Chapter 18, What A Little Networking Can Do:
"Harvey's Top-Ten List" (Harvey Mackay)
"Networking Three Ways" (Paul and Sarah Edwards, Rick Benzel)
Chapter 22, How Good a Networker Are You?:
"Discovering Your Networking Style" (Lillian D. Bjorseth)
" It's Not [begin italics] Your [end italics] Confidence That Counts (Martin Lawson)
"The Self-Assessment" (Donna Fisher, Sandy Vilas)
Keep in mind that networking is only one of several ways by which to establish and then sustain mutually-beneficial relationships. The strategies and tactics employed should be determined by the ultimate objective: business development, recruiting, job hunting, research, fundraising for a charitable organization, investigative journalism, etc. Always think in terms of first-person plural pronouns because they offer a reminder that the most valuable and enduring relationships - in one's career as well as in one's personal life -- really are mutually beneficial. However, as various contributors to this volume correctly emphasize, there are some non-negotiable rules or at least guidelines to follow:
1. Don't be shy about asking for assistance
2. Always follow-up on every referral.
3. Never say or do anything to embarrass the person who provides one.
4. Respond immediately to requests by others for your assistance.
Note: If you can't provide that assistance, introduce the person to someone who can. Effective networking is a three-dimensional contact sport.
5. Constantly strengthen your networking skills but (key point) always be yourself.
Networking is a process that should never end, best viewed as a sequential journey rather than as a series of isolated transactions. The needs and interests of those who comprise a given network change over time.

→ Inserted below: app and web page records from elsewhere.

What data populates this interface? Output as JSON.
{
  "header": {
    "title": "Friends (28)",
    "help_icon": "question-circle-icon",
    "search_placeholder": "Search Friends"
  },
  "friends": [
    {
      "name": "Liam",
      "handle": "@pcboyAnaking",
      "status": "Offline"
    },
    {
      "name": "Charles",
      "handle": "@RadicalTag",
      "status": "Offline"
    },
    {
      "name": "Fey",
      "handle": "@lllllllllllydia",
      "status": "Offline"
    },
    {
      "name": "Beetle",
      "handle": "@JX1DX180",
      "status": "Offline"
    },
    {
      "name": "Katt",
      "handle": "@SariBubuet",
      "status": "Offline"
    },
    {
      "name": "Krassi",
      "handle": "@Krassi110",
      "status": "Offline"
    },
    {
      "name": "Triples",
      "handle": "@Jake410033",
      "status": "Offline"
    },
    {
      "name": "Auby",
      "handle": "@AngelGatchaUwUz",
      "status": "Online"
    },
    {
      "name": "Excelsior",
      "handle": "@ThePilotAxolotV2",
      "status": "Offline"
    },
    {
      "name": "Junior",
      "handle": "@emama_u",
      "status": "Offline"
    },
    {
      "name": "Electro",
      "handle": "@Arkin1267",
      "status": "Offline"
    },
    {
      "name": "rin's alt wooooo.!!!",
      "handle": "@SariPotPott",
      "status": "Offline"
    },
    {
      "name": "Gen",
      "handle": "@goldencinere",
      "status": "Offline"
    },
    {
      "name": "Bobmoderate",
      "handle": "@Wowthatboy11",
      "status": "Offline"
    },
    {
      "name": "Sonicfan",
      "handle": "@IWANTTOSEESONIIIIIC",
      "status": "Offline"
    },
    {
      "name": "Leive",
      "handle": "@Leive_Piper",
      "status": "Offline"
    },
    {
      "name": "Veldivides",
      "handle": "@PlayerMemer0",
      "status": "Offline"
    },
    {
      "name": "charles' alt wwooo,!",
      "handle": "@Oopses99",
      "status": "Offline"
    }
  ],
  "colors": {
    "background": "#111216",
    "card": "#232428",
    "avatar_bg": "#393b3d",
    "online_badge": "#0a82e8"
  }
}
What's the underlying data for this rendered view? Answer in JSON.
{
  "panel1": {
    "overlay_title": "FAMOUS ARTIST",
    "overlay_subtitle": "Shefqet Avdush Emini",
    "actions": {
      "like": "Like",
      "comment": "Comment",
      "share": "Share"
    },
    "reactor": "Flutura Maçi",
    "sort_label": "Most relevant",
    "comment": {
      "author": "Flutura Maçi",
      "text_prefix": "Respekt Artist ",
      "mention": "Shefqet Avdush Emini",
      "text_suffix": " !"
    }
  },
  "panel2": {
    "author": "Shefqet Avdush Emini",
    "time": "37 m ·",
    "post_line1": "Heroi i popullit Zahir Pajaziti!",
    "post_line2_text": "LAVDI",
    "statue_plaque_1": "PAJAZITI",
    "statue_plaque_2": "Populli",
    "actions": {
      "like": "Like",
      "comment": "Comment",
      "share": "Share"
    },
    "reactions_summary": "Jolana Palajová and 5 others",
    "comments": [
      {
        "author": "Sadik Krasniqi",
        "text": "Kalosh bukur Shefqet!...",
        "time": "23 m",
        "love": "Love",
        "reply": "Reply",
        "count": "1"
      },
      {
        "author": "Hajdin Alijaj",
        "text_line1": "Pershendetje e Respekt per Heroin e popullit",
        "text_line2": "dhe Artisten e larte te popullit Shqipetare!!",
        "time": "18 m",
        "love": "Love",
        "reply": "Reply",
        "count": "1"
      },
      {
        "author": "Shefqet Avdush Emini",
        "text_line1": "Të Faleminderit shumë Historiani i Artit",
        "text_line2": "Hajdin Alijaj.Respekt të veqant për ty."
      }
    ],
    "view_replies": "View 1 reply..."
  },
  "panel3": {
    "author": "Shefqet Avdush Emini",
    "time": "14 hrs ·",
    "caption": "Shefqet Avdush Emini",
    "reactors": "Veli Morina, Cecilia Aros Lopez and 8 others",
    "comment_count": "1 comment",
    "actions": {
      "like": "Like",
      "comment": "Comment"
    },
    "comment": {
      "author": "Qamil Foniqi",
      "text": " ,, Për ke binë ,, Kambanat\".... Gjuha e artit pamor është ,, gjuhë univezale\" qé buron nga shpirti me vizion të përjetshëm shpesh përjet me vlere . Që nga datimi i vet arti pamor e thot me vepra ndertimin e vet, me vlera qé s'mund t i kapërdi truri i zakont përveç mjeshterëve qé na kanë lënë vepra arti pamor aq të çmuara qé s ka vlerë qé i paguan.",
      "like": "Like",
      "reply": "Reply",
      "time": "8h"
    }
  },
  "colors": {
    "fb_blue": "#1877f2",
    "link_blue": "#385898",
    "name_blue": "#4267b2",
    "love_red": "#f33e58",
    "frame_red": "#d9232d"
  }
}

Also, as that network expands in scope and increases in number of those involved, sub-sets will develop as have online news groups and, more recently, special interest blogs.
At the outset of this brief commentary, I suggested that those who are interested in this book should not be deterred by its title, as I initially was. I also want to suggest that some of the best material in it is provided by persons who are totally unfamiliar to most readers. It is interesting to learn how Colin Powell networks and what Fran Tarkenton has done since retiring from his career in the National Football League. But for me, at least, the contributions by others (e.g. Cindy Mount, Jeremy Allen, Susan RoAne, Bob Burg, Art Radtke, George Fraser, and Dan Georgevich) were of greater practical value.
Credit Ivan Misner and Don Morgan will doing a brilliant job of selecting and organizing the material. They are also to be commended for the brief but insightful head notes that introduce each chapter. Well-done!
Those who share my high regard for this volume are urged to check out Misner's Truth or Delusion?: Busting Networking's Biggest Myths as well as the aforementioned How to Make a Million Dollar First Impression. Also three books compiled by the Million Dollar Round Table Center for Productivity (Million Dollar Prospecting Techniques, Million Dollar Selling Techniques, and Million Dollar Closing Techniques), and three books by Tom Butler-Bowdon: 50 Success Classics, 50 Self-Help Classics, and the most recent published 50 Psychology Classics.